The global energy crisis and falconry central banks put 1970-style stagflation on the market’s agenda.
Although it is a small possibility for now, concerns about a stagflation scenario with out-of-control inflation and suddenly falling growth started to spread among fund managers, especially in Europe.
Global growth optimism has dropped to an all-time low, according to Bank of America’s fund manager survey this month. Stagflation expectations, on the other hand, jumped to the highest level since 2008, reaching 66 percent.
However, as March inflation reached its highest level since 1981 in the US, data released on Wednesday revealed that UK inflation exceeded economists’ expectations for the sixth month in a row.
Stagflation expectations focus on Europe
As fund managers increasingly prepare for bad economic news, Europe is the main region that stands out in this regard and hopes for a better performance in the continent are determined by the USA. is said to be connected.
Amundi SA is preparing for a possible downward move in the continent, while abrdn Plc has taken a position in favor of the stronger dollar against the euro. Other popular trades include investing in commodities exports from Australia to Canada and in bonds fraught with interest rate risk.
A lot of bad things have to happen before an investment climate with signs of stagflation occurs, and key officials like Christine Lagarde are among those who oppose the possibility.
But one thing’s for sure: Given that novice investors have limited real-world experience with inflation, fewer will remember prices that were out of control at a time when growth plummeted.

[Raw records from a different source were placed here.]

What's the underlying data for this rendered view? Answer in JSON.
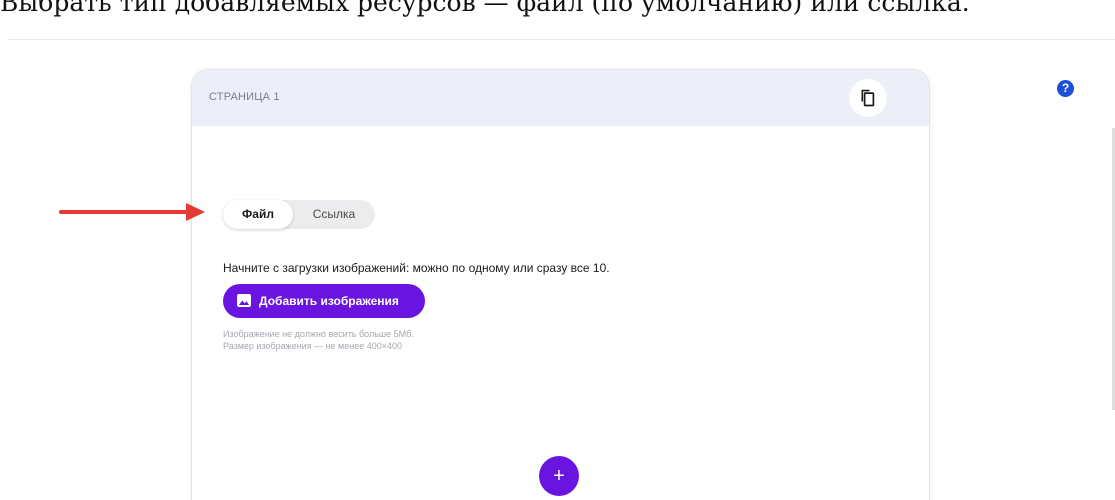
{
  "caption": "Выбрать тип добавляемых ресурсов — файл (по умолчанию) или ссылка.",
  "help": {
    "glyph": "?"
  },
  "page": {
    "title": "СТРАНИЦА 1",
    "copy_icon": "copy-icon"
  },
  "resource_type": {
    "tabs": [
      {
        "label": "Файл",
        "selected": true
      },
      {
        "label": "Ссылка",
        "selected": false
      }
    ]
  },
  "upload": {
    "instruction": "Начните с загрузки изображений: можно по одному или сразу все 10.",
    "button_label": "Добавить изображения",
    "button_icon": "image-icon",
    "hints": [
      "Изображение не должно весить больше 5Мб.",
      "Размер изображения — не менее 400×400"
    ]
  },
  "add_page": {
    "glyph": "+"
  },
  "colors": {
    "accent": "#6a14e0",
    "header_bg": "#eceef8",
    "annotation": "#e53935",
    "help": "#1d4fd8"
  }
}
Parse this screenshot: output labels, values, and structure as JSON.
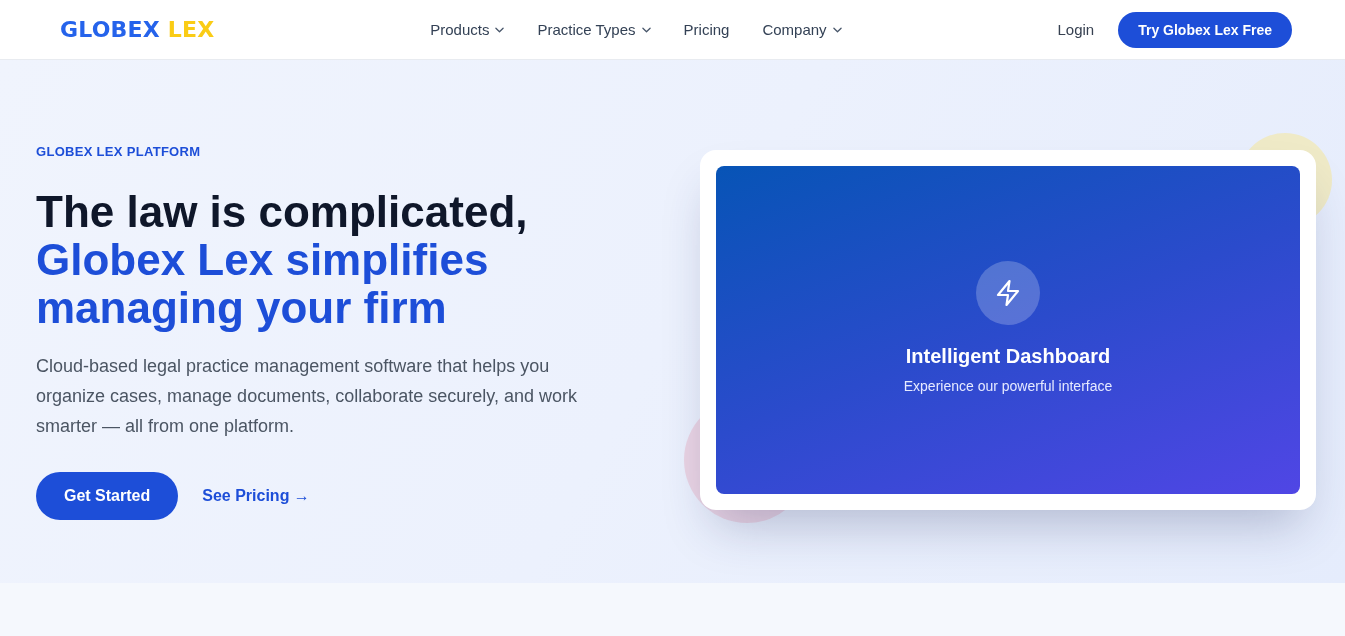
{
  "header": {
    "logo": {
      "primary": "GLOBEX",
      "accent": "LEX"
    },
    "nav": [
      {
        "label": "Products",
        "has_menu": true
      },
      {
        "label": "Practice Types",
        "has_menu": true
      },
      {
        "label": "Pricing",
        "has_menu": false
      },
      {
        "label": "Company",
        "has_menu": true
      }
    ],
    "login": "Login",
    "cta": "Try Globex Lex Free"
  },
  "hero": {
    "eyebrow": "GLOBEX LEX PLATFORM",
    "heading": "The law is complicated,",
    "heading_highlight": "Globex Lex simplifies managing your firm",
    "description": "Cloud-based legal practice management software that helps you organize cases, manage documents, collaborate securely, and work smarter — all from one platform.",
    "primary_button": "Get Started",
    "secondary_link": "See Pricing →"
  },
  "preview": {
    "title": "Intelligent Dashboard",
    "subtitle": "Experience our powerful interface"
  }
}
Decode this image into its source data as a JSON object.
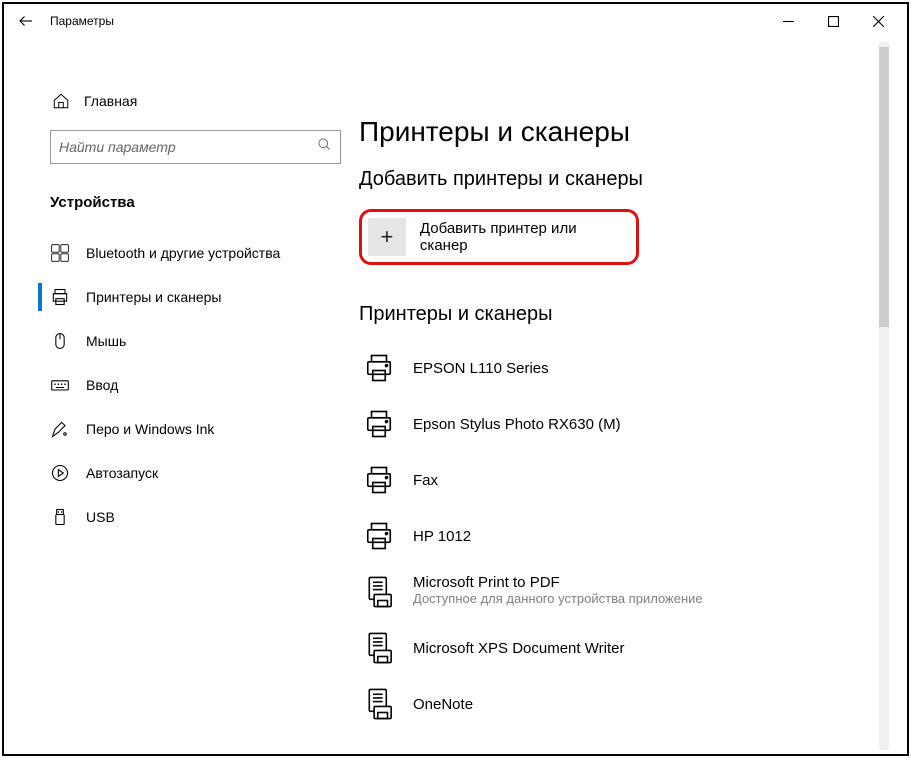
{
  "window": {
    "title": "Параметры"
  },
  "sidebar": {
    "home_label": "Главная",
    "search_placeholder": "Найти параметр",
    "section_label": "Устройства",
    "items": [
      {
        "label": "Bluetooth и другие устройства"
      },
      {
        "label": "Принтеры и сканеры"
      },
      {
        "label": "Мышь"
      },
      {
        "label": "Ввод"
      },
      {
        "label": "Перо и Windows Ink"
      },
      {
        "label": "Автозапуск"
      },
      {
        "label": "USB"
      }
    ],
    "active_index": 1
  },
  "main": {
    "page_title": "Принтеры и сканеры",
    "add_section_header": "Добавить принтеры и сканеры",
    "add_button_label": "Добавить принтер или сканер",
    "list_section_header": "Принтеры и сканеры",
    "devices": [
      {
        "name": "EPSON L110 Series",
        "sub": "",
        "icon": "printer"
      },
      {
        "name": "Epson Stylus Photo RX630 (M)",
        "sub": "",
        "icon": "printer"
      },
      {
        "name": "Fax",
        "sub": "",
        "icon": "printer"
      },
      {
        "name": "HP 1012",
        "sub": "",
        "icon": "printer"
      },
      {
        "name": "Microsoft Print to PDF",
        "sub": "Доступное для данного устройства приложение",
        "icon": "document-printer"
      },
      {
        "name": "Microsoft XPS Document Writer",
        "sub": "",
        "icon": "document-printer"
      },
      {
        "name": "OneNote",
        "sub": "",
        "icon": "document-printer"
      }
    ]
  }
}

Stagflation-like pressures, though confined to Europe, have the capacity to hurt Wall Street investors investing in the international growth story and evoke memories of the sovereign debt crisis and lost decades of growth.
Given its proximity to the Ukraine war and weaker local levers for growth, it’s safe to say that the region is at the center of concerns.